Picture of Amber C. Snider
Home & Design Editor
Updated: 27 October 2017

Queens Museum is set to open a new design exhibit in September 2017, featuring all that New York never was.

Never Built New York, an stunning architectural tome published by Metropolis Books in 2016, authors Sam Lubell and Greg Goldin examine retro, futuristic renderings of unrealized structures in New York City and present an alternative view of Gotham City. Now, it has the chance to go from the page to the gallery.

These dormant, unfamiliar renderings will (briefly) come to life in the form of 3D visualizations and models; a rare opportunity for all, but particularly for historians, art-lovers, architects, and designers. For admirers of the book, the exhibit will offer yet another lens through which to examine a New York City that never existed.
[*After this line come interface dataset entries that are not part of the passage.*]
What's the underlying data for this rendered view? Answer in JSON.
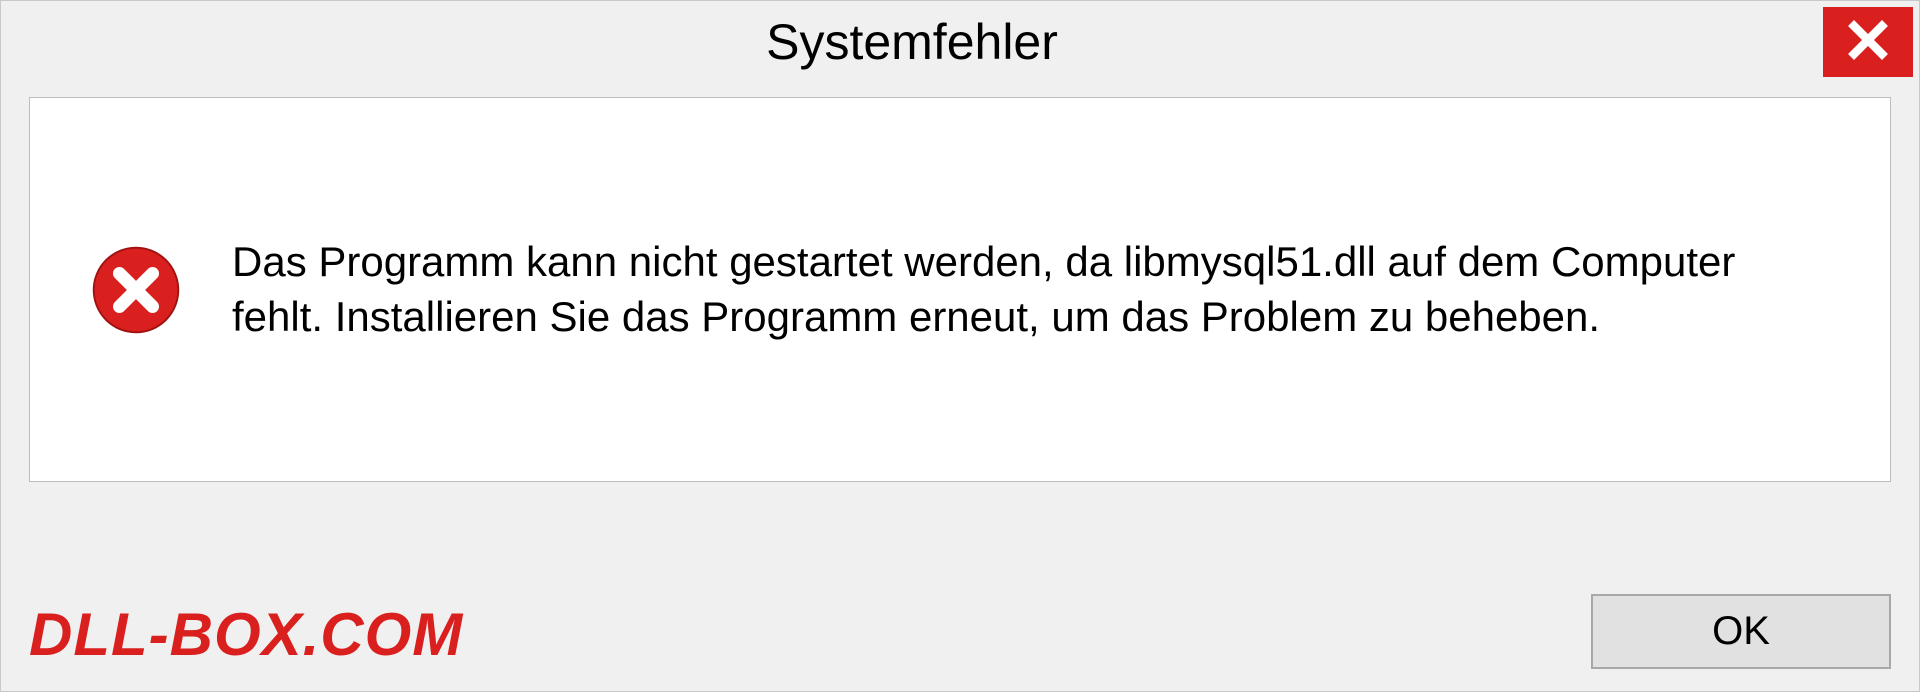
{
  "dialog": {
    "title": "Systemfehler",
    "message": "Das Programm kann nicht gestartet werden, da libmysql51.dll auf dem Computer fehlt. Installieren Sie das Programm erneut, um das Problem zu beheben.",
    "ok_label": "OK"
  },
  "watermark": "DLL-BOX.COM"
}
Lubell, Goldin, and designer Christian Wassermann will curate the exhibition, but only if the museum raises their goal of $35k on Kickstarter by June 22, 2017. The installments will feature nearly 200 years of “visionary architectural and urban designs that never came to be, all brought to life for the first time with original drawings, renderings, newly commissioned models, and 3D visualizations.”
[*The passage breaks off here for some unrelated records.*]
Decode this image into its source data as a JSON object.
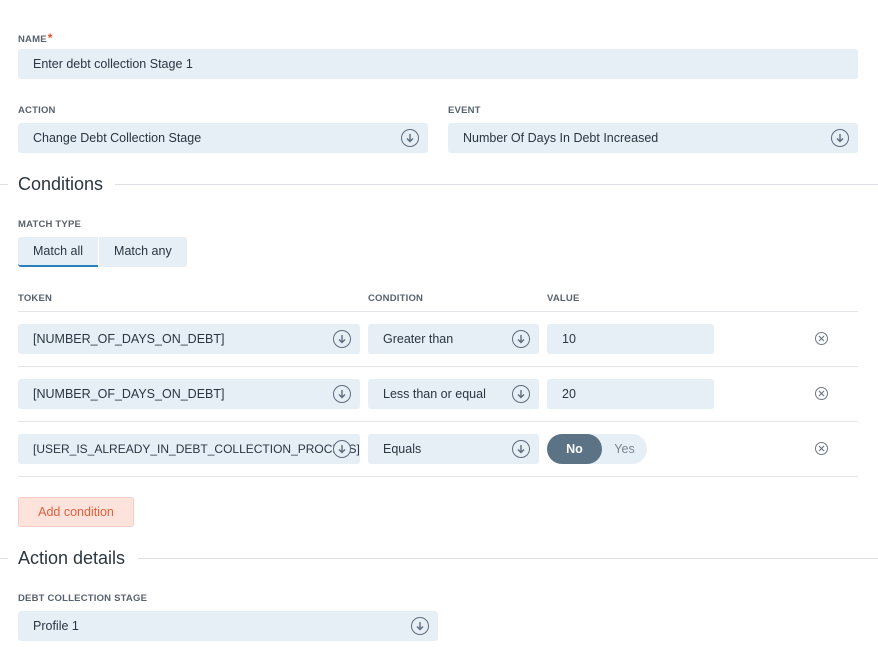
{
  "name": {
    "label": "NAME",
    "required_mark": "*",
    "value": "Enter debt collection Stage 1"
  },
  "action": {
    "label": "ACTION",
    "value": "Change Debt Collection Stage",
    "icon": "arrow-down-circle-icon"
  },
  "event": {
    "label": "EVENT",
    "value": "Number Of Days In Debt Increased",
    "icon": "arrow-down-circle-icon"
  },
  "conditions": {
    "title": "Conditions",
    "match_type_label": "MATCH TYPE",
    "match_options": [
      "Match all",
      "Match any"
    ],
    "selected_match": "Match all",
    "headers": {
      "token": "TOKEN",
      "condition": "CONDITION",
      "value": "VALUE"
    },
    "rows": [
      {
        "token": "[NUMBER_OF_DAYS_ON_DEBT]",
        "condition": "Greater than",
        "value": "10"
      },
      {
        "token": "[NUMBER_OF_DAYS_ON_DEBT]",
        "condition": "Less than or equal",
        "value": "20"
      },
      {
        "token": "[USER_IS_ALREADY_IN_DEBT_COLLECTION_PROCESS]",
        "condition": "Equals",
        "toggle": {
          "on": "No",
          "off": "Yes",
          "selected": "No"
        }
      }
    ],
    "add_label": "Add condition"
  },
  "action_details": {
    "title": "Action details",
    "stage_label": "DEBT COLLECTION STAGE",
    "stage_value": "Profile 1"
  },
  "colors": {
    "accent": "#2b7fbf",
    "field_bg": "#e6eef6",
    "toggle_on": "#5c7386",
    "add_button": "#e2603c"
  }
}
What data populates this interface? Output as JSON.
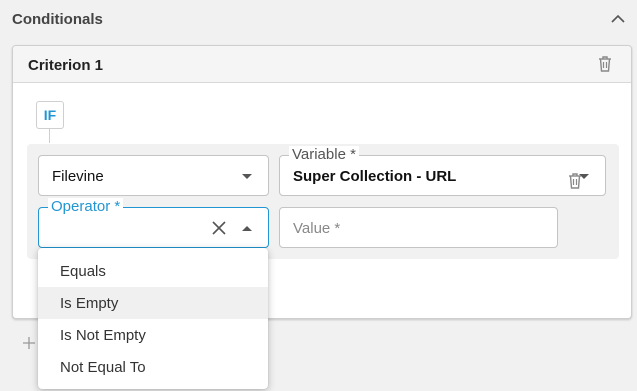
{
  "section": {
    "title": "Conditionals",
    "collapse_icon": "chevron-up-icon"
  },
  "criterion": {
    "title": "Criterion 1",
    "delete_icon": "trash-icon",
    "if_label": "IF"
  },
  "fields": {
    "source": {
      "value": "Filevine"
    },
    "variable": {
      "label": "Variable *",
      "value": "Super Collection - URL"
    },
    "operator": {
      "label": "Operator *",
      "value": ""
    },
    "value": {
      "placeholder": "Value *"
    }
  },
  "operator_options": [
    "Equals",
    "Is Empty",
    "Is Not Empty",
    "Not Equal To"
  ],
  "hovered_option": "Is Empty",
  "colors": {
    "accent": "#2196d3",
    "panel": "#f1f1f1"
  }
}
These architectural works, although never built, are still very much alive, and “therein lies the paradox of unbuilt and unperformed works,” says architect Daniel Libeskind in the book’s forward. “They live in their own existence, oblivious to time,” he writes.

More than 70 architectural models, built by students at Columbia University’s Graduate School of Architecture, Planning, and Preservation, are to be installed in the exhibit. “Through Never Built New York, the Queens Museum will not only exhibit many daring designs that were never realized, but also encourage discourse around how some of the most pressing issues of our time—ecological sustainability, population displacement, and economic inequity—are inextricably linked to our built environment,” writes the museum on the Kickstarter website. Contributors to the campaign can receive exhibition prints, special access to the exhibit, 3D-printed models, and more.

The images below are at once lost and found, discarded and reinterpreted, like emerging ghosts from an architectural past. These unbuilt structures, birthed out of utility or fantasy, tease us with their possibility. Now, finally, they may have the brief chance to come to life.

All images courtesy of Metropolis Books and taken from Never Built New York (2016).

Robert Moses’ Fifth Avenue Extension. Never Built New York. Image courtesy of © Metropolis Books

Moshe Sadie, 1968. Never Built New York. Image courtesy of © Metropolis Books

Howe and Lescaze MoMA. Never Built New York. Image courtesy of © Metropolis Books

Wlliam Zeckendorf and Wallace K. Harrison UN Midtown Connector, 1948. Never Built New York. Image courtesy of © Metropolis Books

Hellmuth, Obata and Kassabaum New Penn Station 2005. Never Built New York. Image courtesy of © Metropolis Books